Task
Read through the lines below for the string "photo" and copy each one that has it.

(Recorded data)
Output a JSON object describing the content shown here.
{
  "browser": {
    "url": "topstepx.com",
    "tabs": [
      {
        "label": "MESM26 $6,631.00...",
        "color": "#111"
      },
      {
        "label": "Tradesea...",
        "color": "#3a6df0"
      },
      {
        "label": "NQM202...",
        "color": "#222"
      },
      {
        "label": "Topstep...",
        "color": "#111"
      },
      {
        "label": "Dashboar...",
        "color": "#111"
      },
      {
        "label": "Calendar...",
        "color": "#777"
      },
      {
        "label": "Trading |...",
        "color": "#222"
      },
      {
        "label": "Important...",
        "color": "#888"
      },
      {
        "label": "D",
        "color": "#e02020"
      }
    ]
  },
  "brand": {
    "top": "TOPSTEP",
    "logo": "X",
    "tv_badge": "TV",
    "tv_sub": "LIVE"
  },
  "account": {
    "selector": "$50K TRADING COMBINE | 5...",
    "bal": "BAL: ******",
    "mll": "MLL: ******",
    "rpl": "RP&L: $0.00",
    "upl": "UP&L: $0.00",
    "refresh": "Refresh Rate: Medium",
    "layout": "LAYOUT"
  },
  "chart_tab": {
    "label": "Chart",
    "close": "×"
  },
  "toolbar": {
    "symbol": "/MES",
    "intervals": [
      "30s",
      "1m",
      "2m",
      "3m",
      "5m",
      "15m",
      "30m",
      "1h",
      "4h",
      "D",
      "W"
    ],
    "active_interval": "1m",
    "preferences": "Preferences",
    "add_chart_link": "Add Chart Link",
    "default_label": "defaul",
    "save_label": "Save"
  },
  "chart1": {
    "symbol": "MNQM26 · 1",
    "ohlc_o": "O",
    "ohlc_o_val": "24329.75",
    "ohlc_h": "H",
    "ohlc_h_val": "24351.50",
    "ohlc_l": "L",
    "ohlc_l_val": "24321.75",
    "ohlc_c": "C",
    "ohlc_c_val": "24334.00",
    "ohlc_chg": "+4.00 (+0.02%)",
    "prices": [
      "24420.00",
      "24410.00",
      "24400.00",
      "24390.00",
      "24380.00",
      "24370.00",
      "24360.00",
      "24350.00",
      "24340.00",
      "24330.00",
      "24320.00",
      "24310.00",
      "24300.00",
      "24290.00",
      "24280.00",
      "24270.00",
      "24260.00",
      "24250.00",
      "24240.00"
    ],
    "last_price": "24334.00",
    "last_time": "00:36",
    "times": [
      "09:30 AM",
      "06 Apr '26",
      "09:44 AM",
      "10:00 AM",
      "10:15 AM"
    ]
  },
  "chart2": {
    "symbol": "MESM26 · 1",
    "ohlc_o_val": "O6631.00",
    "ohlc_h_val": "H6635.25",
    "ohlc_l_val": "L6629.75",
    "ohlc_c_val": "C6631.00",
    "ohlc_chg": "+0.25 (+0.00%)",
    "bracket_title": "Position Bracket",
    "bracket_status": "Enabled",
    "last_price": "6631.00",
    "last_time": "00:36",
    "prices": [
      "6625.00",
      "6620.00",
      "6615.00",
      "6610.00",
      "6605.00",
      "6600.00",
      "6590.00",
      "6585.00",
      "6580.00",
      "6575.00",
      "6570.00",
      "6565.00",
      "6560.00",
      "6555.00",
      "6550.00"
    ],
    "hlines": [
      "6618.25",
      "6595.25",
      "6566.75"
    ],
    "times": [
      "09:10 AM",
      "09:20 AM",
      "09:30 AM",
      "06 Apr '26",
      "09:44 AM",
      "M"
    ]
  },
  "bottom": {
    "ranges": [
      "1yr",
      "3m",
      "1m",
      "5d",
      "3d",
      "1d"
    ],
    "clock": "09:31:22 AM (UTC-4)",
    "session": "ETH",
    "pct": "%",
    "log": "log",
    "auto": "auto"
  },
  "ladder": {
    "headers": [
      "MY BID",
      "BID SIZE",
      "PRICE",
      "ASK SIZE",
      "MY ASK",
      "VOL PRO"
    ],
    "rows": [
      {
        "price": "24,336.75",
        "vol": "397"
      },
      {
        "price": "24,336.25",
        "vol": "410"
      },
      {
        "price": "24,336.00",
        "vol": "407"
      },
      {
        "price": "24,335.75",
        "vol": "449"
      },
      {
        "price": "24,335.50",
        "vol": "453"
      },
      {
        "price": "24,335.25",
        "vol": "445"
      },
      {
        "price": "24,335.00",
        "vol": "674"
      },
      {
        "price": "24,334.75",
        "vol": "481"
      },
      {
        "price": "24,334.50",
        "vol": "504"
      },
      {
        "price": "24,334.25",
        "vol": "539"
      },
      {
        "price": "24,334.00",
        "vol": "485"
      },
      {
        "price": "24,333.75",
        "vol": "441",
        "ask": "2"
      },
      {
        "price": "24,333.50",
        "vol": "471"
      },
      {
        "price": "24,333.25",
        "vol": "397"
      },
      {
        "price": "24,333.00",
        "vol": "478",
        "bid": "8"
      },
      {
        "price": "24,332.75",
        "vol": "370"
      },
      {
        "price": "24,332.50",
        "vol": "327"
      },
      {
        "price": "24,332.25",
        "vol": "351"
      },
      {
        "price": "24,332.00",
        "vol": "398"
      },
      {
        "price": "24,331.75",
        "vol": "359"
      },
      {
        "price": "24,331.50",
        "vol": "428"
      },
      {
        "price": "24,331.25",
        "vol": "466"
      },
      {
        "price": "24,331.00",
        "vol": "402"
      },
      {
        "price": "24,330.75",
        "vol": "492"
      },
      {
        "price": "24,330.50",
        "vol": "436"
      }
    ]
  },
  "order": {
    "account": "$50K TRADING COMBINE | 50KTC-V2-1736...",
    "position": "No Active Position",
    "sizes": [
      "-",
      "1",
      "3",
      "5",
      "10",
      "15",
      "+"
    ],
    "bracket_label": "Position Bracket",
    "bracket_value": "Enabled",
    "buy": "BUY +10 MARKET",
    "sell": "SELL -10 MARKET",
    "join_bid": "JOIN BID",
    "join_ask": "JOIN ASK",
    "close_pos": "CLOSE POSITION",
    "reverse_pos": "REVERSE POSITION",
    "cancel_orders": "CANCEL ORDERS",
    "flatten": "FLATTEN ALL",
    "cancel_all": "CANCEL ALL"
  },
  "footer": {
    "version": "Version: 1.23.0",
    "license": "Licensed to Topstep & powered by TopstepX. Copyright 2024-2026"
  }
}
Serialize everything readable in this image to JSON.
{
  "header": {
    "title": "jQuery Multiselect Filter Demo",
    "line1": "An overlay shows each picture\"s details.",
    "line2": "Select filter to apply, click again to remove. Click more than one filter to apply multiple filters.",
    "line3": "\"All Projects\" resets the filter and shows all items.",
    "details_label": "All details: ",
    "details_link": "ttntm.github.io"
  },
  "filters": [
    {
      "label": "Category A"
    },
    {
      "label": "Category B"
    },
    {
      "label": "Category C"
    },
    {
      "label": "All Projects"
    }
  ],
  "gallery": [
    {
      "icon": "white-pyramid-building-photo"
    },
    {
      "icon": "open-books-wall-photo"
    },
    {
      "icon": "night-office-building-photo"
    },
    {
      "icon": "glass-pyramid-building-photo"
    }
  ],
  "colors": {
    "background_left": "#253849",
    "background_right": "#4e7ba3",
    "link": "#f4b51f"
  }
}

Completed exercise
      "icon": "white-pyramid-building-photo"
      "icon": "open-books-wall-photo"
      "icon": "night-office-building-photo"
      "icon": "glass-pyramid-building-photo"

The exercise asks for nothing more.